**What to produce**
The data must be copied over exactly and in full.

─── Records supplied

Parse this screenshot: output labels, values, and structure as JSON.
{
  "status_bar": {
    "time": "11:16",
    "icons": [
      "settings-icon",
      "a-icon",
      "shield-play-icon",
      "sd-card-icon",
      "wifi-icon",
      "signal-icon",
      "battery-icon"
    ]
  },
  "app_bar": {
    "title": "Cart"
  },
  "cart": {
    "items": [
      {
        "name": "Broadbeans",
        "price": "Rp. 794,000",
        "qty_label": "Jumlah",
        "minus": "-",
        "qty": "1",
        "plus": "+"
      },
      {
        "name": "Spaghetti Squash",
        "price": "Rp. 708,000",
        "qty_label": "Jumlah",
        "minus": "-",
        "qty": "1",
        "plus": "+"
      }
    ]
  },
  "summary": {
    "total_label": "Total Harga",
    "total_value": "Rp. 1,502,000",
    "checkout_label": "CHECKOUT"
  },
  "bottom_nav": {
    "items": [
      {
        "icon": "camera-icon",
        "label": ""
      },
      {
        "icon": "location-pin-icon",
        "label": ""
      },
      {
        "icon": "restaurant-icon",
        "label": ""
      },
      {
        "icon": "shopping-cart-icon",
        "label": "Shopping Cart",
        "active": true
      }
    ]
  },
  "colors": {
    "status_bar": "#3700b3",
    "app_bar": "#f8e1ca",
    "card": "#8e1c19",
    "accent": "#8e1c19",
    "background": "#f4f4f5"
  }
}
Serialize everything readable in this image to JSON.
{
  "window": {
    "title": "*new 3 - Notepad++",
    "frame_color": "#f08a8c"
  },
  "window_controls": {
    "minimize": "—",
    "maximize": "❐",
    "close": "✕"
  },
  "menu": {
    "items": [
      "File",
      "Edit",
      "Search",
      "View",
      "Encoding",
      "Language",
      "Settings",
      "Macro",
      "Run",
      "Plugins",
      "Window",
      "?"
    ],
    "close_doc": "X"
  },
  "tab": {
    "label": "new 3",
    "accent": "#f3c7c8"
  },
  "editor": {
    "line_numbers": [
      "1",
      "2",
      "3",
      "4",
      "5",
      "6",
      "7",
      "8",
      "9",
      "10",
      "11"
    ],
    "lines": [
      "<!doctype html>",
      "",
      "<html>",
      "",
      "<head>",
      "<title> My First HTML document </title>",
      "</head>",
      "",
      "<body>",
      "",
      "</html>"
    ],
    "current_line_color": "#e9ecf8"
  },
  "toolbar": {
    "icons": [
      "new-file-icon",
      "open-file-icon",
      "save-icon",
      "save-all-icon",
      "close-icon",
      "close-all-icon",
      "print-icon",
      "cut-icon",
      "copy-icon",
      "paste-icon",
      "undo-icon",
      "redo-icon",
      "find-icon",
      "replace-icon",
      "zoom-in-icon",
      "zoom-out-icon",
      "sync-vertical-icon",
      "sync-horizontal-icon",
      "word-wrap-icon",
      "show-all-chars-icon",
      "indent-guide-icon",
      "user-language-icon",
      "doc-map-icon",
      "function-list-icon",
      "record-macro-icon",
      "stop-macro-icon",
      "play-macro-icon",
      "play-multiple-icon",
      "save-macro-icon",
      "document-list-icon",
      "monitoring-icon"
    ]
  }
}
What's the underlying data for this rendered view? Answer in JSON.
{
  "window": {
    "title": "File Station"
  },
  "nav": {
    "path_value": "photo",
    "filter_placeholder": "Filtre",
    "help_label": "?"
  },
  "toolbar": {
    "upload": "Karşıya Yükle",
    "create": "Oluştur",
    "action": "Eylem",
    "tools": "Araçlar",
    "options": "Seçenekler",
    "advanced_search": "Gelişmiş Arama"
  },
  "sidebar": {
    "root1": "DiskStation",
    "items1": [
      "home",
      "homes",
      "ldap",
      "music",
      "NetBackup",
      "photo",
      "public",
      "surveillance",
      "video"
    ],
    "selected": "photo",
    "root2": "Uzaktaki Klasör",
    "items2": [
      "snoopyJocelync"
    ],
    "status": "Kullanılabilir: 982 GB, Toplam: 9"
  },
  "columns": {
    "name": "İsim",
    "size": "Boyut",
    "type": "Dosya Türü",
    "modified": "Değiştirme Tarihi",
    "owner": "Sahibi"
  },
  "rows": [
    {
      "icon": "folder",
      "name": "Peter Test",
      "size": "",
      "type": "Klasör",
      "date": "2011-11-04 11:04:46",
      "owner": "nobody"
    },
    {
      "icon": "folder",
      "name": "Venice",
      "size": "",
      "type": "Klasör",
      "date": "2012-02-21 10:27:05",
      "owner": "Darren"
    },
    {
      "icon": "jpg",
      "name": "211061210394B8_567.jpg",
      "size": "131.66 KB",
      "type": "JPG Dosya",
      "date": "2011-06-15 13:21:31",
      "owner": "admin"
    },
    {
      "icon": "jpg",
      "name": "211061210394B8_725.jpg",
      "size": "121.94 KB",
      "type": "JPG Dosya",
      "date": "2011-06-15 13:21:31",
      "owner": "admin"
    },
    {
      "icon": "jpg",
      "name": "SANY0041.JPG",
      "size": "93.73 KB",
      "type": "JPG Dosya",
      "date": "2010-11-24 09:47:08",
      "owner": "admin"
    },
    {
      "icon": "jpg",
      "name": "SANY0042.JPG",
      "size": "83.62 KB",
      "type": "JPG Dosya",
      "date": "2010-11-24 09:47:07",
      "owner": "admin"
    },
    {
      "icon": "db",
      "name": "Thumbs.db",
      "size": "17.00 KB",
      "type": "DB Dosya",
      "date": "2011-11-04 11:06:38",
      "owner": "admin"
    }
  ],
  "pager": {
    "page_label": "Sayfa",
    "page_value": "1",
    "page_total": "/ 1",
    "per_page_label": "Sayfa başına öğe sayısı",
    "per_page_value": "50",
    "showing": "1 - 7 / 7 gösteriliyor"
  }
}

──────

**Answer space**
Parse this screenshot: output labels, values, and structure as JSON.
{
  "status_bar": {
    "time": "11:16",
    "icons": [
      "settings-icon",
      "a-icon",
      "shield-play-icon",
      "sd-card-icon",
      "wifi-icon",
      "signal-icon",
      "battery-icon"
    ]
  },
  "app_bar": {
    "title": "Cart"
  },
  "cart": {
    "items": [
      {
        "name": "Broadbeans",
        "price": "Rp. 794,000",
        "qty_label": "Jumlah",
        "minus": "-",
        "qty": "1",
        "plus": "+"
      },
      {
        "name": "Spaghetti Squash",
        "price": "Rp. 708,000",
        "qty_label": "Jumlah",
        "minus": "-",
        "qty": "1",
        "plus": "+"
      }
    ]
  },
  "summary": {
    "total_label": "Total Harga",
    "total_value": "Rp. 1,502,000",
    "checkout_label": "CHECKOUT"
  },
  "bottom_nav": {
    "items": [
      {
        "icon": "camera-icon",
        "label": ""
      },
      {
        "icon": "location-pin-icon",
        "label": ""
      },
      {
        "icon": "restaurant-icon",
        "label": ""
      },
      {
        "icon": "shopping-cart-icon",
        "label": "Shopping Cart",
        "active": true
      }
    ]
  },
  "colors": {
    "status_bar": "#3700b3",
    "app_bar": "#f8e1ca",
    "card": "#8e1c19",
    "accent": "#8e1c19",
    "background": "#f4f4f5"
  }
}
Serialize everything readable in this image to JSON.
{
  "window": {
    "title": "*new 3 - Notepad++",
    "frame_color": "#f08a8c"
  },
  "window_controls": {
    "minimize": "—",
    "maximize": "❐",
    "close": "✕"
  },
  "menu": {
    "items": [
      "File",
      "Edit",
      "Search",
      "View",
      "Encoding",
      "Language",
      "Settings",
      "Macro",
      "Run",
      "Plugins",
      "Window",
      "?"
    ],
    "close_doc": "X"
  },
  "tab": {
    "label": "new 3",
    "accent": "#f3c7c8"
  },
  "editor": {
    "line_numbers": [
      "1",
      "2",
      "3",
      "4",
      "5",
      "6",
      "7",
      "8",
      "9",
      "10",
      "11"
    ],
    "lines": [
      "<!doctype html>",
      "",
      "<html>",
      "",
      "<head>",
      "<title> My First HTML document </title>",
      "</head>",
      "",
      "<body>",
      "",
      "</html>"
    ],
    "current_line_color": "#e9ecf8"
  },
  "toolbar": {
    "icons": [
      "new-file-icon",
      "open-file-icon",
      "save-icon",
      "save-all-icon",
      "close-icon",
      "close-all-icon",
      "print-icon",
      "cut-icon",
      "copy-icon",
      "paste-icon",
      "undo-icon",
      "redo-icon",
      "find-icon",
      "replace-icon",
      "zoom-in-icon",
      "zoom-out-icon",
      "sync-vertical-icon",
      "sync-horizontal-icon",
      "word-wrap-icon",
      "show-all-chars-icon",
      "indent-guide-icon",
      "user-language-icon",
      "doc-map-icon",
      "function-list-icon",
      "record-macro-icon",
      "stop-macro-icon",
      "play-macro-icon",
      "play-multiple-icon",
      "save-macro-icon",
      "document-list-icon",
      "monitoring-icon"
    ]
  }
}
What's the underlying data for this rendered view? Answer in JSON.
{
  "window": {
    "title": "File Station"
  },
  "nav": {
    "path_value": "photo",
    "filter_placeholder": "Filtre",
    "help_label": "?"
  },
  "toolbar": {
    "upload": "Karşıya Yükle",
    "create": "Oluştur",
    "action": "Eylem",
    "tools": "Araçlar",
    "options": "Seçenekler",
    "advanced_search": "Gelişmiş Arama"
  },
  "sidebar": {
    "root1": "DiskStation",
    "items1": [
      "home",
      "homes",
      "ldap",
      "music",
      "NetBackup",
      "photo",
      "public",
      "surveillance",
      "video"
    ],
    "selected": "photo",
    "root2": "Uzaktaki Klasör",
    "items2": [
      "snoopyJocelync"
    ],
    "status": "Kullanılabilir: 982 GB, Toplam: 9"
  },
  "columns": {
    "name": "İsim",
    "size": "Boyut",
    "type": "Dosya Türü",
    "modified": "Değiştirme Tarihi",
    "owner": "Sahibi"
  },
  "rows": [
    {
      "icon": "folder",
      "name": "Peter Test",
      "size": "",
      "type": "Klasör",
      "date": "2011-11-04 11:04:46",
      "owner": "nobody"
    },
    {
      "icon": "folder",
      "name": "Venice",
      "size": "",
      "type": "Klasör",
      "date": "2012-02-21 10:27:05",
      "owner": "Darren"
    },
    {
      "icon": "jpg",
      "name": "211061210394B8_567.jpg",
      "size": "131.66 KB",
      "type": "JPG Dosya",
      "date": "2011-06-15 13:21:31",
      "owner": "admin"
    },
    {
      "icon": "jpg",
      "name": "211061210394B8_725.jpg",
      "size": "121.94 KB",
      "type": "JPG Dosya",
      "date": "2011-06-15 13:21:31",
      "owner": "admin"
    },
    {
      "icon": "jpg",
      "name": "SANY0041.JPG",
      "size": "93.73 KB",
      "type": "JPG Dosya",
      "date": "2010-11-24 09:47:08",
      "owner": "admin"
    },
    {
      "icon": "jpg",
      "name": "SANY0042.JPG",
      "size": "83.62 KB",
      "type": "JPG Dosya",
      "date": "2010-11-24 09:47:07",
      "owner": "admin"
    },
    {
      "icon": "db",
      "name": "Thumbs.db",
      "size": "17.00 KB",
      "type": "DB Dosya",
      "date": "2011-11-04 11:06:38",
      "owner": "admin"
    }
  ],
  "pager": {
    "page_label": "Sayfa",
    "page_value": "1",
    "page_total": "/ 1",
    "per_page_label": "Sayfa başına öğe sayısı",
    "per_page_value": "50",
    "showing": "1 - 7 / 7 gösteriliyor"
  }
}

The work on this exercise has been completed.